Thinking of the upcoming holiday season in December as I write this letter (in October), I reflect on its current state of “madness.” December madness beats “March madness” by light years and has become a national catharsis that transcends in many ways the religious significance of Christmas and Chanukah—not just in our Conejo Valley community, but throughout the U.S.
Deloitte forecasts November and December holiday spending to increase 4 percent from last year to $960 billion (excluding autos and gas). In an area of relative affluence like the Conejo Valley, we will certainly contribute to that total. Gifts, decorations, parties….all just plain having fun. In many ways, the holidays are magic. As a child I would walk into Wanamaker’s Department Store on Market Street in Philadelphia and see the huge Christmas tree, all of the goods just waiting to be bought and the beautiful decorations. WOW!!! Or the ice rink and Christmas tree at Rockefeller Center in New York. The season is a blast, and we deserve it. After all, we’ve been good all year.

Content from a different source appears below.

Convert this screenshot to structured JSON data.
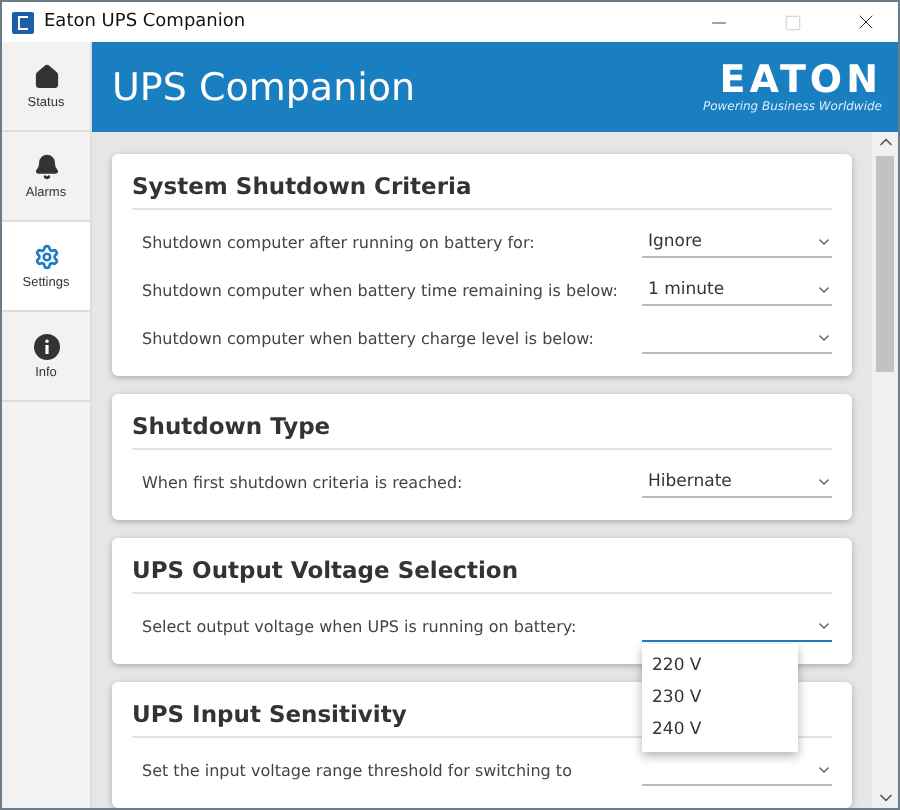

More importantly, this time of celebration, Christmas for Christians marking Jesus’ birth and the beginning of Christianity, and Chanukah for Jews commemorating an unlikely victory over oppressive Greek rulers of the Holy Land, provides an annual opportunity to reflect on the joy of family, friends, neighbors and even strangers, particularly those less fortunate than us.
In our family, it’s a delight to see the children light the Chanukah candles as several generations of family watch the candlelight glow on their beautiful faces as we celebrate the triumph of light over darkness. Some of my fondest holiday memories are also of a Christmas party in Pennsylvania when my daughter’s family and friends gathered at the home of the most musical family I’ve ever met. We sang Christmas carols, and earlier that evening, wearing a Santa Claus suit and carrying a bag full of toys, I had knocked on the door. “Oh, Santa’s here,” said my granddaughter Sophie, as she answered the door and let me in. The entire experience was like being in a Frank Capra film. We are a religiously mixed family, by the way, as is quite common these days. Celebrating holiday traditions—whatever your beliefs—with family and friends is what the spirit of the season is all about—coming together in joy and celebration.
All of us at Conejo Valley Lifestyle wish all of you a wonderful holiday season. Most of all, love each other and be kind. Our world needs all the love and kindness we can give.
Ben Malkin, Publisher
On the Cover: Dancer Emiko Flanagan performed as a returning guest alumni in the last Nutcracker as the Snow Queen. She grew up in Westlake Village. Photography by Robert Yeager